#1

Now I’m a pretty big guy but how do you lift the super off?
I have a full depth Langstroth 10frame. 7 flow frames.
I’m not even going to guess the weight.
I’ve made a crane on the back of my Ute to lift both brood and super.

My flow hive frames are well glued together and getting them apart will be a challenge
Do you drain the honey first?

I’m really wanting to inspect the brood before winter, but want to leave them their honey for the winter.

Getting a hold of the flow frames is also a delicate operation. The only real way is a combination of hive tools and pulling the wire.

Any suggestions


#2

Here are my thoughts. I would take them out one by one. The j tool will lift them out under one end but you need to prise them up at the other end too. Flow team show the process in one of their videos. As they are heavily propolised and if very tightly spaced, they can be difficult for sure. I have added a loop of picture frame wire under the ends of a couple of my frames to help lift them. Trying to lift the whole super if it is nearly full might do your back in or you might not get a good grip on it and drop it (like I did once).


#3

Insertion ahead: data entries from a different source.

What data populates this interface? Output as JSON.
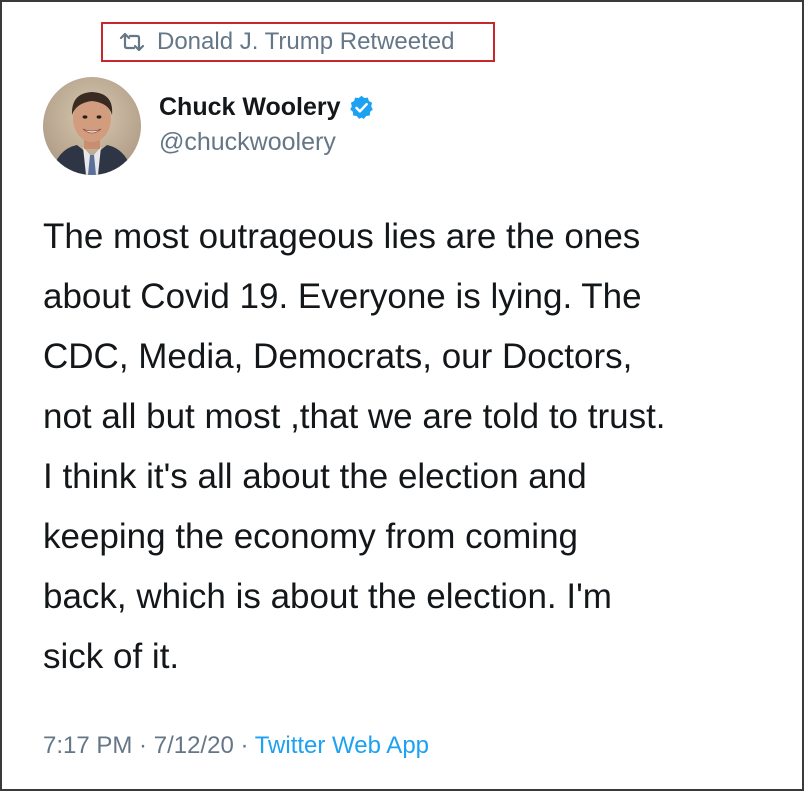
{
  "retweet": {
    "icon": "retweet-icon",
    "text": "Donald J. Trump Retweeted"
  },
  "author": {
    "display_name": "Chuck Woolery",
    "handle": "@chuckwoolery",
    "verified": true,
    "verified_icon": "verified-badge-icon",
    "verified_color": "#1da1f2"
  },
  "tweet": {
    "lines": [
      "The most outrageous lies are the ones",
      "about Covid 19. Everyone is lying. The",
      "CDC, Media, Democrats, our Doctors,",
      "not all but most ,that we are told to trust.",
      "I think it's all about the election and",
      "keeping the economy from coming",
      "back, which is about the election. I'm",
      "sick of it."
    ]
  },
  "meta": {
    "time": "7:17 PM",
    "sep1": " · ",
    "date": "7/12/20",
    "sep2": " · ",
    "source": "Twitter Web App"
  },
  "colors": {
    "text": "#14171a",
    "secondary": "#657786",
    "link": "#1da1f2",
    "highlight_border": "#c8282d"
  }
}
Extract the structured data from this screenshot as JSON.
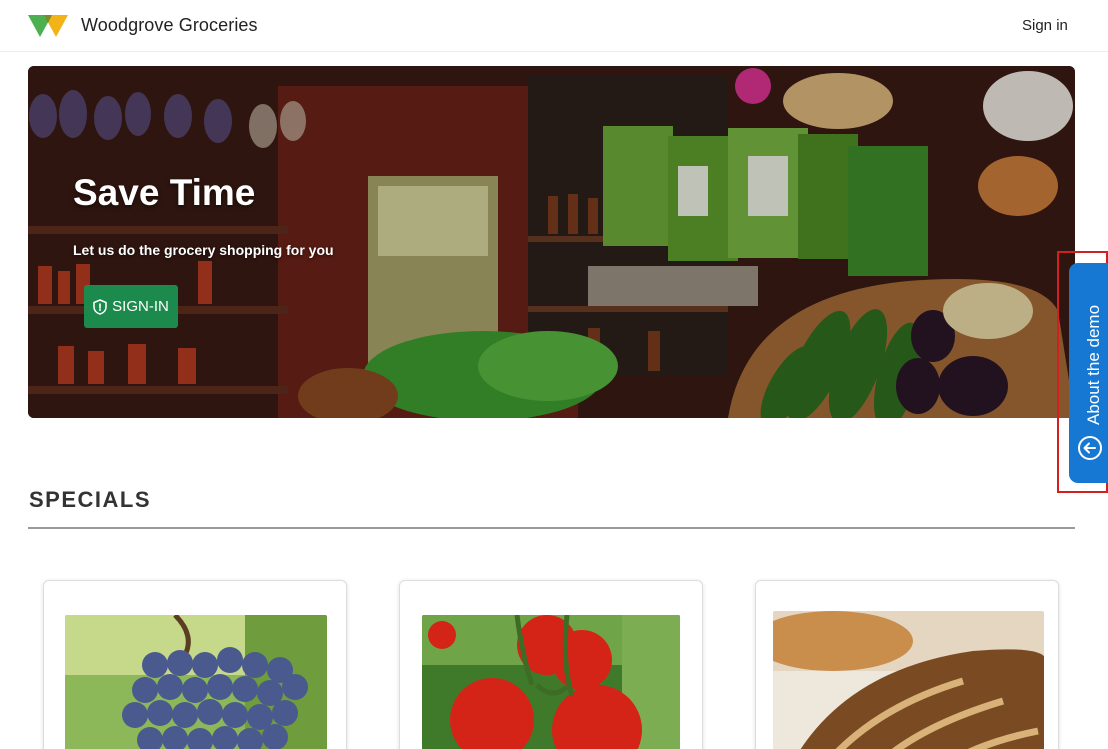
{
  "header": {
    "brand": "Woodgrove Groceries",
    "sign_in": "Sign in"
  },
  "hero": {
    "title": "Save Time",
    "subtitle": "Let us do the grocery shopping for you",
    "button_label": "SIGN-IN",
    "button_icon": "shield-icon"
  },
  "specials": {
    "title": "SPECIALS",
    "products": [
      {
        "image": "grapes-image"
      },
      {
        "image": "tomatoes-image"
      },
      {
        "image": "bread-image"
      }
    ]
  },
  "side_tab": {
    "label": "About the demo",
    "icon": "arrow-left-circle-icon"
  },
  "colors": {
    "accent_green": "#1c8a4c",
    "tab_blue": "#1678d2",
    "highlight_red": "#d21f1f"
  }
}
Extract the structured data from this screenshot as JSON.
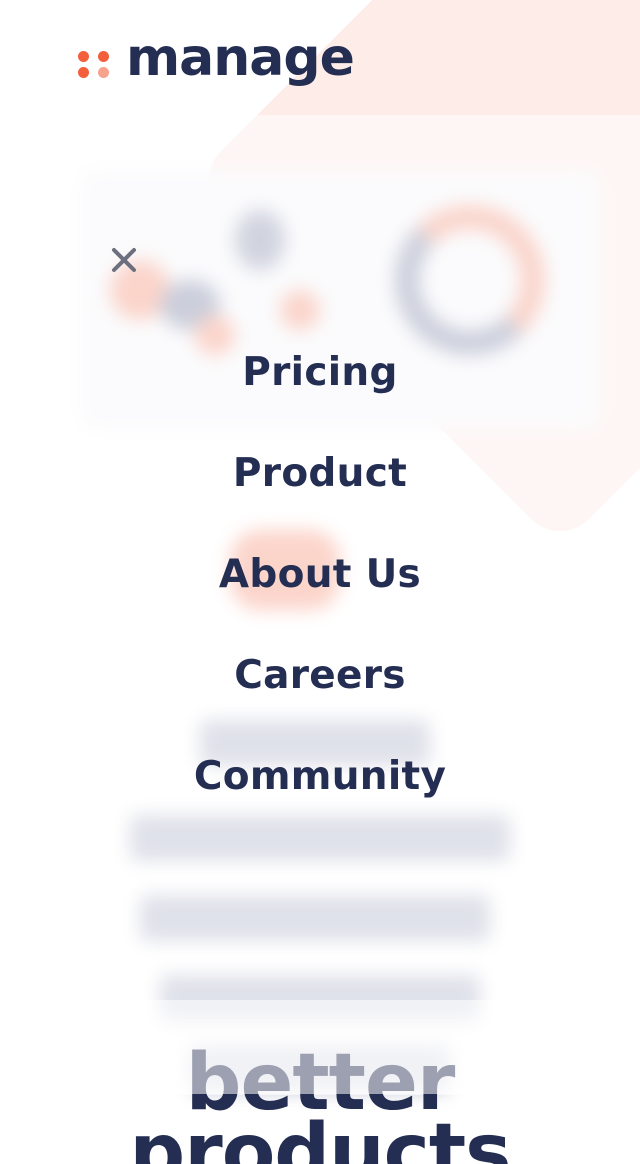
{
  "brand": {
    "name": "manage",
    "colors": {
      "accent": "#f25f3a",
      "accent_light": "#f7a28c",
      "navy": "#242d52",
      "bg_peach": "#fdece7"
    }
  },
  "menu": {
    "close_icon": "close-icon",
    "items": [
      {
        "label": "Pricing"
      },
      {
        "label": "Product"
      },
      {
        "label": "About Us"
      },
      {
        "label": "Careers"
      },
      {
        "label": "Community"
      }
    ]
  },
  "hero": {
    "headline_lines": [
      "better",
      "products"
    ]
  }
}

Have another super and transfer some into the other one until you can carry it, No need for a crane.


#4

Don’t drain the honey unless it is all capped.


#5

Watch out for the brood box slipping off the base board too as you move things.

I found my bees had glued super to queen excluder to frames above and below nice and solid, but had not done the same between the broodbox and the base. When the broodbox slipped off the base, it closed the entrance and that really did not make them happy.


#6

I’ve screwed my base boards onto the underside of the brood box.
The base was a bit warped to start with and didn’t like that. Screwing them on fixed that.

No chance of them ever slipping off.